On most EGR valves, there is one screw and a clip that holds this unit onto the EGR valve. Remove the screw and clip to remove the old unit. Then put the new one in its place and reattach the screw and clip.
Step 10: Install a new EGR valve gasket to the base of the EGR valve if needed. Once you've removed the old EVP shut off solenoid, remove any residue left behind by the old EGR valve gasket and replace it with a new one.
It's best to apply silicone to the base of the EGR valve and then secure the gasket. Let it dry before proceeding.
If your vehicle service manual indicates that you don't have a gasket, skip this step and proceed to next one.
Step 11: Reinstall the EGR valve. Once the new EVP shut off solenoid is installed, you can reinstall the EGR valve.

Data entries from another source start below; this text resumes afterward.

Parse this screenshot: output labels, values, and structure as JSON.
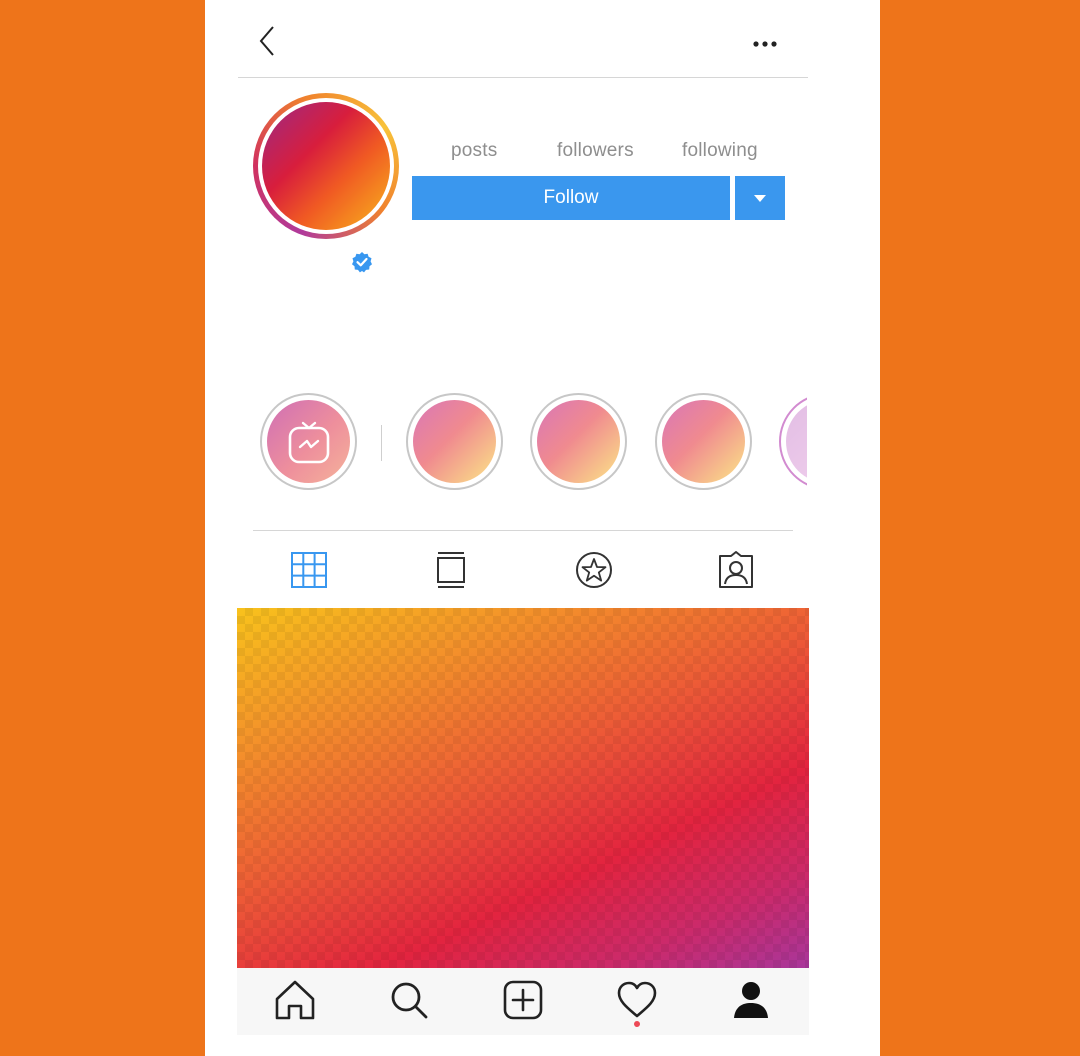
{
  "header": {
    "back_icon": "chevron-left-icon",
    "more_icon": "more-horizontal-icon"
  },
  "profile": {
    "avatar_gradient": [
      "#9b2a86",
      "#d81e3c",
      "#f05a23",
      "#f9b71c"
    ],
    "verified_icon": "verified-badge-icon",
    "verified_color": "#3897f0"
  },
  "stats": {
    "posts_label": "posts",
    "followers_label": "followers",
    "following_label": "following"
  },
  "actions": {
    "follow_label": "Follow",
    "dropdown_icon": "caret-down-icon",
    "accent_color": "#3a97ee"
  },
  "highlights": [
    {
      "icon": "igtv-icon"
    },
    {
      "icon": "highlight-cover"
    },
    {
      "icon": "highlight-cover"
    },
    {
      "icon": "highlight-cover"
    },
    {
      "icon": "highlight-cover"
    }
  ],
  "tabs": [
    {
      "icon": "grid-icon",
      "active": true
    },
    {
      "icon": "igtv-tab-icon",
      "active": false
    },
    {
      "icon": "star-icon",
      "active": false
    },
    {
      "icon": "tagged-icon",
      "active": false
    }
  ],
  "bottom_nav": [
    {
      "icon": "home-icon"
    },
    {
      "icon": "search-icon"
    },
    {
      "icon": "add-post-icon"
    },
    {
      "icon": "heart-icon",
      "notification_dot": true
    },
    {
      "icon": "profile-icon"
    }
  ],
  "colors": {
    "background": "#EE741A",
    "active_tab": "#3897f0",
    "notification": "#ed4956"
  }
}
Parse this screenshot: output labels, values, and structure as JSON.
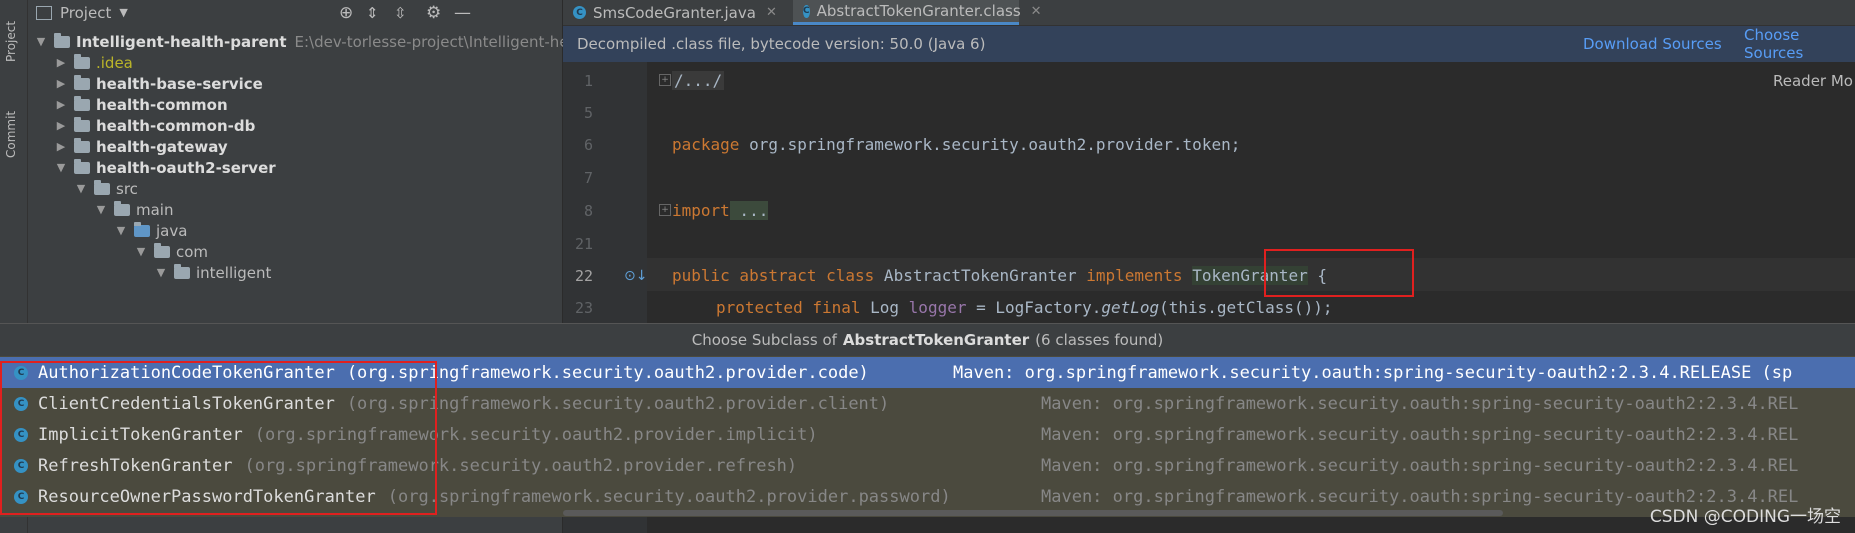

Reinstall the EGR valve into the appropriate place (the engine block, the cylinder head/intake manifold, or the firewall bracket) using the top and bottom mounting bolts you removed previously.
Step 12: Reconnect the electric harness. Whether it connects to the EGR valve or the EVP shut off solenoid, reattach the wiring harness by plugging the connector back into place and securing the clip or tab.
Step 13: Reconnect the exhaust and intake pipes. Reinstall the metal connections from the exhaust and the intake manifold back into the EGR valve and secure them.
Step 14: Reconnect the vacuum hose. Reattach the vacuum hose to the EGR valve.
Step 15: Replace any covers or other parts that were previously removed. Reinstall any engine covers, air filters, or other components that needed to be removed to access the EGR valve.
Step 16: Reattach the battery cables. Once everything else is put back together, reinstall the battery cables to return power to the vehicle.
Part 2 of 2: Testing the repair
After replacing the EVP shut off solenoid, you will need to start the vehicle and clear all error codes before you complete a test drive.
If the Check Engine Light comes back on after clearing the error codes, check the following:
Inspect the hoses attached to the EGR valve and EVP shut off solenoid to verify that they are securely fastened.
Inspect the EGR valve attachments to the exhaust and intake manifold to verify that they are secure.
Verify that any electrical components that were removed have been properly reattached. If the engine starts fine and there are no error codes displayed after resetting them, complete a standard test drive as described below.
Step 1: Start the vehicle. Start your engine and let it warm up to operating temperature.
Step 2: Check the dashboard. Verify that the Check Engine Light does not come on.
If it does, you should shut the vehicle off and complete a diagnostic scan.
The error codes will have to be cleared on most vehicles after completing this service.
Step 3: Test drive the car. Take the vehicle on a 10-mile road test and then return home to check for any leaks or error codes.
Depending on the make and model of your vehicle, the replacement of this component is usually rather simple. However, if you've read these instructions and still don't feel 100% confident about completing the job yourself, or you would just rather have a professional perform the repair, you can always contact one of the certified mechanics at YourMechanic to come and complete the EVP shut off solenoid replacement for you.